A Year with the Saints – 7 March


One of the things that keep us at a distance from perfection is, without doubt, our tongue. For when one has gone so far as to commit no faults in speaking, the Holy Spirit Himself assures us that he is perfect. And since the worst way of speaking is to speak too much, speak little and well, little and gently, little and simply, little and charitably, little and amiably. Saint Francis de Sales

Saint Ignatius Loyola governed his tongue so well that his speech was simple, grave, considerate, and brief.

Saint John Berchmans was a man of few words, and so considerate in his speech that there was never heard from his mouth an idle word, one contrary to rule, one that was neither necessary, useful, nor directed to any good purpose. Being once asked by a brother novice how he managed never to commit a fault in speaking, he replied thus: “I never say anything without first considering it, and recommending it to God, that I may say nothing which can displease Him.” Besides, he was never observed to violate silence and when asked how he could keep this rule so perfectly, he answered: “This is the way I do: I salute humbly all those I meet; if anyone asks any service of me, I show the greatest readiness to render it; if anyone asks me a question, I listen, and answer briefly; and I avoid saying a single superfluous word.”

Saint Vincent de Paul made himself so completely master of his tongue, that useless or superfluous words were rarely heard from his mouth, and never a single one inconsiderate, contrary to charity, or such as might savor of vanity, flattery, or ostentation. It often happened that after opening his mouth to say something unusual that came into his mind, he closed it suddenly, stifling the words, and apparently reflecting in his own heart, and considering before God whether it was expedient to say them. He then continued to speak, not according to his inclination, for he had none, but as he felt sure would be most pleasing to God. When anything was told him which he already knew, he listened with attention, giving no sign of having heard it before. He did this to mortify self-love, which always makes us desire to prove that we know as much as others. When insult, reproach, or wrong of any kind was inflicted upon him, he never opened his lips to complain, to justify himself, or to repel the injury; but he recollected himself, and placed all his strength in silence and patience, blessing in his heart those who had ill-treated him, and praying for them. When he found himself overwhelmed with excessive work, he did not complain, but his ordinary words were: “Blessed be God! we must accept willingly all that He deigns to send us.”
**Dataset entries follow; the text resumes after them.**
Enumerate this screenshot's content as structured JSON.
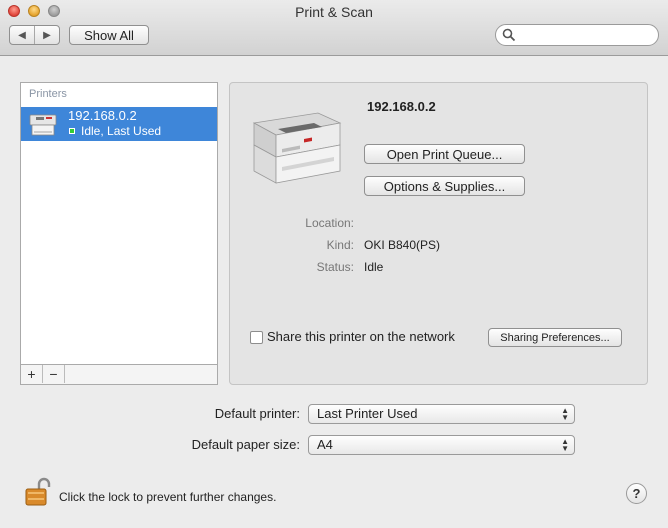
{
  "window": {
    "title": "Print & Scan"
  },
  "toolbar": {
    "back_glyph": "◀",
    "forward_glyph": "▶",
    "show_all_label": "Show All",
    "search_placeholder": "",
    "search_value": ""
  },
  "printers": {
    "header": "Printers",
    "items": [
      {
        "name": "192.168.0.2",
        "status": "Idle, Last Used",
        "status_color": "#33cc33"
      }
    ],
    "add_label": "+",
    "remove_label": "−"
  },
  "detail": {
    "printer_name": "192.168.0.2",
    "open_queue_label": "Open Print Queue...",
    "options_label": "Options & Supplies...",
    "fields": [
      {
        "key": "Location:",
        "value": ""
      },
      {
        "key": "Kind:",
        "value": "OKI B840(PS)"
      },
      {
        "key": "Status:",
        "value": "Idle"
      }
    ],
    "share_label": "Share this printer on the network",
    "share_checked": false,
    "sharing_prefs_label": "Sharing Preferences..."
  },
  "defaults": {
    "printer_label": "Default printer:",
    "printer_value": "Last Printer Used",
    "paper_label": "Default paper size:",
    "paper_value": "A4"
  },
  "footer": {
    "lock_text": "Click the lock to prevent further changes.",
    "help_label": "?"
  },
  "colors": {
    "selection": "#3e86d9",
    "accent_lock": "#d98a2b"
  }
}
Saint Aloysius Gonzaga, when about to converse with anyone, fervently repeated this prayer: Set a watch, O Lord, before my lips, etc.
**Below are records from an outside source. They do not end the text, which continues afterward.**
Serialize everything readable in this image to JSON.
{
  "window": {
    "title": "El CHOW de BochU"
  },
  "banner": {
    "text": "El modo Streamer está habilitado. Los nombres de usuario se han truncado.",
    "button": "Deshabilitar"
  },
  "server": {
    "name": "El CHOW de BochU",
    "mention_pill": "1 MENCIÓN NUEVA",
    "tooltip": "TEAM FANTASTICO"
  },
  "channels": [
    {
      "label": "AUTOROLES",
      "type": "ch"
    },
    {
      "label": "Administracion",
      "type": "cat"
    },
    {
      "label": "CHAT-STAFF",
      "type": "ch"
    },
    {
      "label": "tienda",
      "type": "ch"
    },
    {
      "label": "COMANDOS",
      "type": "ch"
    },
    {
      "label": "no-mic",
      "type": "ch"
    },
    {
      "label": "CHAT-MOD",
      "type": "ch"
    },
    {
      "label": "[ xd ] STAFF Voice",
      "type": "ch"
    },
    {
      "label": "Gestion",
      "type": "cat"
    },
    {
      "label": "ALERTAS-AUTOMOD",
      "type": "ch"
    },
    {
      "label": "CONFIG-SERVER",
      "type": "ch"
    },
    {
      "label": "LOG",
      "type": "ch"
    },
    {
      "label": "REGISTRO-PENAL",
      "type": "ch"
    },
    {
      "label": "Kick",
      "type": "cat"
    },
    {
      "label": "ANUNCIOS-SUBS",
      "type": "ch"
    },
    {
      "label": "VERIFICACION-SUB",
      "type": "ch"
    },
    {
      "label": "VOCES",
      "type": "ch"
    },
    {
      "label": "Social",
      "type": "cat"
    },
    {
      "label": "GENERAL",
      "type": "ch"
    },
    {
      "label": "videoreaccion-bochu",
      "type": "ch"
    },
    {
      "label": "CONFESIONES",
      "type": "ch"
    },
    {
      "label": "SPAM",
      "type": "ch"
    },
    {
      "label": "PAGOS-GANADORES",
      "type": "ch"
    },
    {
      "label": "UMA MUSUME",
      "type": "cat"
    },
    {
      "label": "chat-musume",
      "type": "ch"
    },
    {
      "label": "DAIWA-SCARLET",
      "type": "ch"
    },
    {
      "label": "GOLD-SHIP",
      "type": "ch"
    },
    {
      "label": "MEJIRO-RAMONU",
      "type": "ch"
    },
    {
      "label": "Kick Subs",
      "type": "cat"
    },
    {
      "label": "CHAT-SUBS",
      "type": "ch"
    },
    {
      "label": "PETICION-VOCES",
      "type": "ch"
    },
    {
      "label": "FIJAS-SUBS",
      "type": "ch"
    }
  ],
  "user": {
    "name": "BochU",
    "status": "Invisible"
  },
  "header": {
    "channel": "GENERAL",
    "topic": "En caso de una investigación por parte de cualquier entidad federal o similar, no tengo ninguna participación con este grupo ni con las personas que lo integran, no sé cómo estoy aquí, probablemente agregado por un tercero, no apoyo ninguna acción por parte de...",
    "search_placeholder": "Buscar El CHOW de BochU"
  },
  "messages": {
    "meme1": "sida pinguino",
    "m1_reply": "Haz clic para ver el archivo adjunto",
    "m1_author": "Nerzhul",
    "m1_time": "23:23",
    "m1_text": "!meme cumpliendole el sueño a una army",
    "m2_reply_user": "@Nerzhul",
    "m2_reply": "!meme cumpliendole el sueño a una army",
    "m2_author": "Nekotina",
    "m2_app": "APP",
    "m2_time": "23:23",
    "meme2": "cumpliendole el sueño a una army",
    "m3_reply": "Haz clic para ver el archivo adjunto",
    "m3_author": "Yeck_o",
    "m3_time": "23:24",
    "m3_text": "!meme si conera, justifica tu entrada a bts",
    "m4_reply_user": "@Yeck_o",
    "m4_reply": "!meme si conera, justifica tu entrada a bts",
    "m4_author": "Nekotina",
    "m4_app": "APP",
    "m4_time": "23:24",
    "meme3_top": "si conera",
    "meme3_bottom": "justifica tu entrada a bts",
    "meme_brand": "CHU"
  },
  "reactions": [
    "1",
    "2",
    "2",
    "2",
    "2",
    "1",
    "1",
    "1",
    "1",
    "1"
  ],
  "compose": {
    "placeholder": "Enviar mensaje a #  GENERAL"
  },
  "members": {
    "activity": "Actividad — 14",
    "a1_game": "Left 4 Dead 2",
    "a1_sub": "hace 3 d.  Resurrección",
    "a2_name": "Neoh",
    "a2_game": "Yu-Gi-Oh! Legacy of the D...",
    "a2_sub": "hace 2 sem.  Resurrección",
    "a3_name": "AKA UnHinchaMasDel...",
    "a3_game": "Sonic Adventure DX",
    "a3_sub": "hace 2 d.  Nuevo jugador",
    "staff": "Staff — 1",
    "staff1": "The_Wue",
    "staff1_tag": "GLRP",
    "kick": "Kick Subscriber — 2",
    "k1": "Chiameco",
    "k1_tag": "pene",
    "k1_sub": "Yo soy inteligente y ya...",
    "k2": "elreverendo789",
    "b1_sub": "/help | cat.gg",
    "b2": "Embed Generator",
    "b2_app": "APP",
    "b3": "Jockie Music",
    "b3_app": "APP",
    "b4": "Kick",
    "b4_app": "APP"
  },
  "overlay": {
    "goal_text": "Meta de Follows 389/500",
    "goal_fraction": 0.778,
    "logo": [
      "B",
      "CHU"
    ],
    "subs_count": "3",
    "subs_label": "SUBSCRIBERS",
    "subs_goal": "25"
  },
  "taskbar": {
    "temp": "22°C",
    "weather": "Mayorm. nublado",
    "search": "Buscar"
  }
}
A certain virgin once observed silence from the Festival of the Holy Cross, in September, until Christmas, with such rigor that in all that time she did not speak one word. This mortification was so pleasing to God, that it was revealed to a Holy Soul, that as a reward for it, she should never pass through Purgatory.
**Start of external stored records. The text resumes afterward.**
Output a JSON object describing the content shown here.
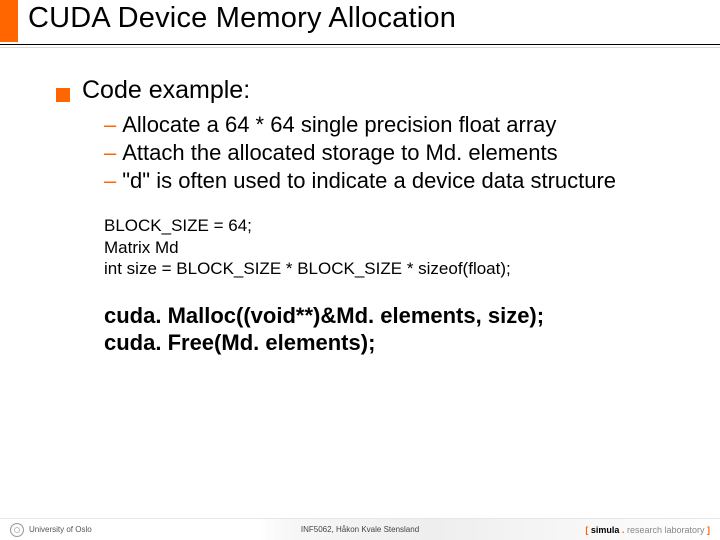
{
  "title": "CUDA Device Memory Allocation",
  "bullet": {
    "heading": "Code example:",
    "items": [
      "Allocate a  64 * 64 single precision float array",
      "Attach the allocated storage to Md. elements",
      "\"d\" is often used to indicate a device data structure"
    ]
  },
  "code": {
    "line1": "BLOCK_SIZE = 64;",
    "line2": "Matrix Md",
    "line3": "int size = BLOCK_SIZE * BLOCK_SIZE * sizeof(float);"
  },
  "calls": {
    "line1": "cuda. Malloc((void**)&Md. elements, size);",
    "line2": "cuda. Free(Md. elements);"
  },
  "footer": {
    "left": "University of Oslo",
    "center": "INF5062, Håkon Kvale Stensland",
    "right_simula": "simula",
    "right_rest": "research laboratory"
  }
}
Among the lofty eulogiums that Saint Jerome bestows upon his pupil Saint Paula is this – that she was as cautious in speaking as she was ready to listen.

MLA Citation